## Directions
Skip every picture, and output exactly the lines starting at the one with "What's the underlying" and running through the last line of the material below.

....................

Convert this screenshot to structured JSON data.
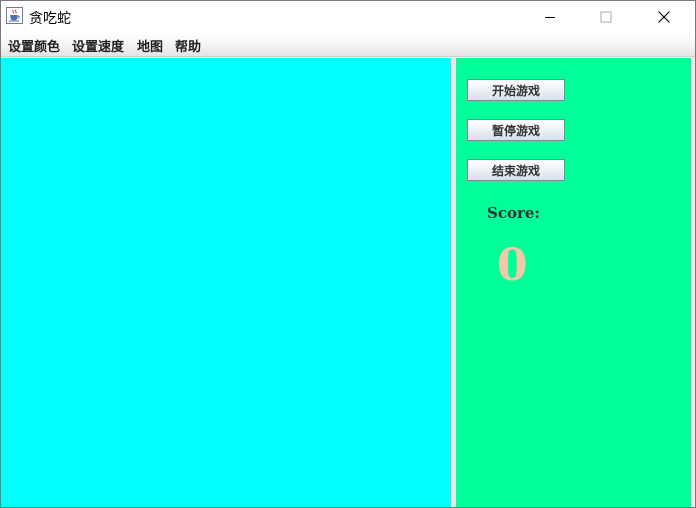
{
  "window": {
    "title": "贪吃蛇",
    "icon": "java-cup-icon"
  },
  "menu": {
    "items": [
      {
        "label": "设置颜色"
      },
      {
        "label": "设置速度"
      },
      {
        "label": "地图"
      },
      {
        "label": "帮助"
      }
    ]
  },
  "panel": {
    "start_label": "开始游戏",
    "pause_label": "暂停游戏",
    "end_label": "结束游戏",
    "score_label": "Score:",
    "score_value": "0"
  },
  "colors": {
    "game_area": "#00ffff",
    "side_panel": "#00ff99",
    "score_value": "#f2c9a8"
  }
}
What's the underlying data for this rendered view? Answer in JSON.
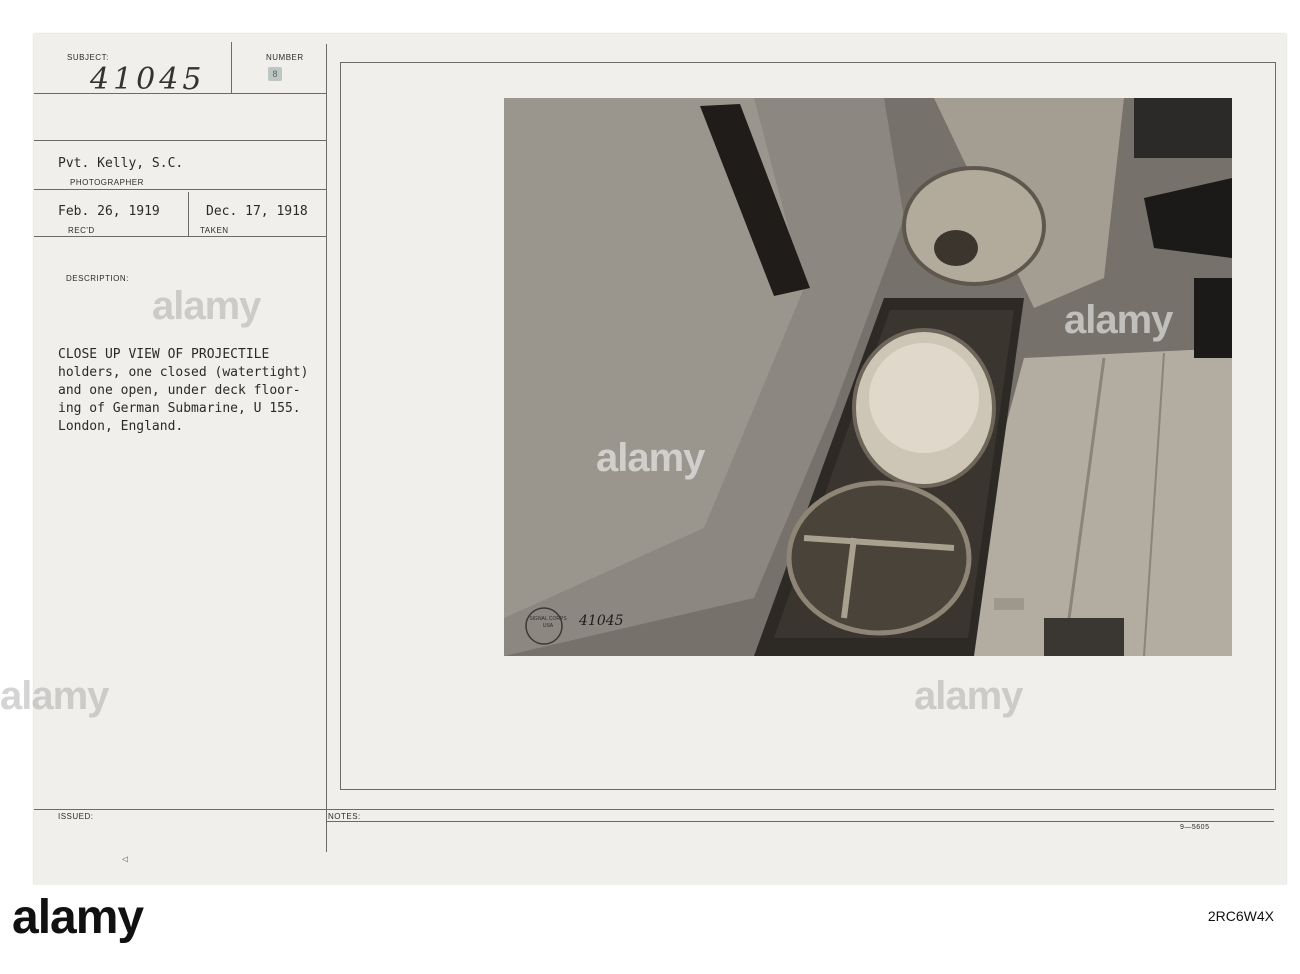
{
  "card": {
    "subject_label": "SUBJECT:",
    "number_label": "NUMBER",
    "subject_number": "41045",
    "number_value": "8",
    "photographer_name": "Pvt. Kelly, S.C.",
    "photographer_label": "PHOTOGRAPHER",
    "received_date": "Feb. 26, 1919",
    "received_label": "REC'D",
    "taken_date": "Dec. 17, 1918",
    "taken_label": "TAKEN",
    "description_label": "DESCRIPTION:",
    "description_lines": [
      "CLOSE UP VIEW OF PROJECTILE",
      "holders, one closed (watertight)",
      "and one open, under deck floor-",
      "ing of German Submarine, U 155.",
      "London, England."
    ],
    "issued_label": "ISSUED:",
    "notes_label": "NOTES:",
    "form_code": "9—5605"
  },
  "photo": {
    "stamp_text": "SIGNAL CORPS USA",
    "photo_number": "41045"
  },
  "watermark": {
    "text": "alamy"
  },
  "footer": {
    "brand": "alamy",
    "image_id": "2RC6W4X"
  }
}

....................

## Solved problem
What's the underlying data for this rendered view? Answer in JSON.
{
  "card": {
    "subject_label": "SUBJECT:",
    "number_label": "NUMBER",
    "subject_number": "41045",
    "number_value": "8",
    "photographer_name": "Pvt. Kelly, S.C.",
    "photographer_label": "PHOTOGRAPHER",
    "received_date": "Feb. 26, 1919",
    "received_label": "REC'D",
    "taken_date": "Dec. 17, 1918",
    "taken_label": "TAKEN",
    "description_label": "DESCRIPTION:",
    "description_lines": [
      "CLOSE UP VIEW OF PROJECTILE",
      "holders, one closed (watertight)",
      "and one open, under deck floor-",
      "ing of German Submarine, U 155.",
      "London, England."
    ],
    "issued_label": "ISSUED:",
    "notes_label": "NOTES:",
    "form_code": "9—5605"
  },
  "photo": {
    "stamp_text": "SIGNAL CORPS USA",
    "photo_number": "41045"
  },
  "watermark": {
    "text": "alamy"
  },
  "footer": {
    "brand": "alamy",
    "image_id": "2RC6W4X"
  }
}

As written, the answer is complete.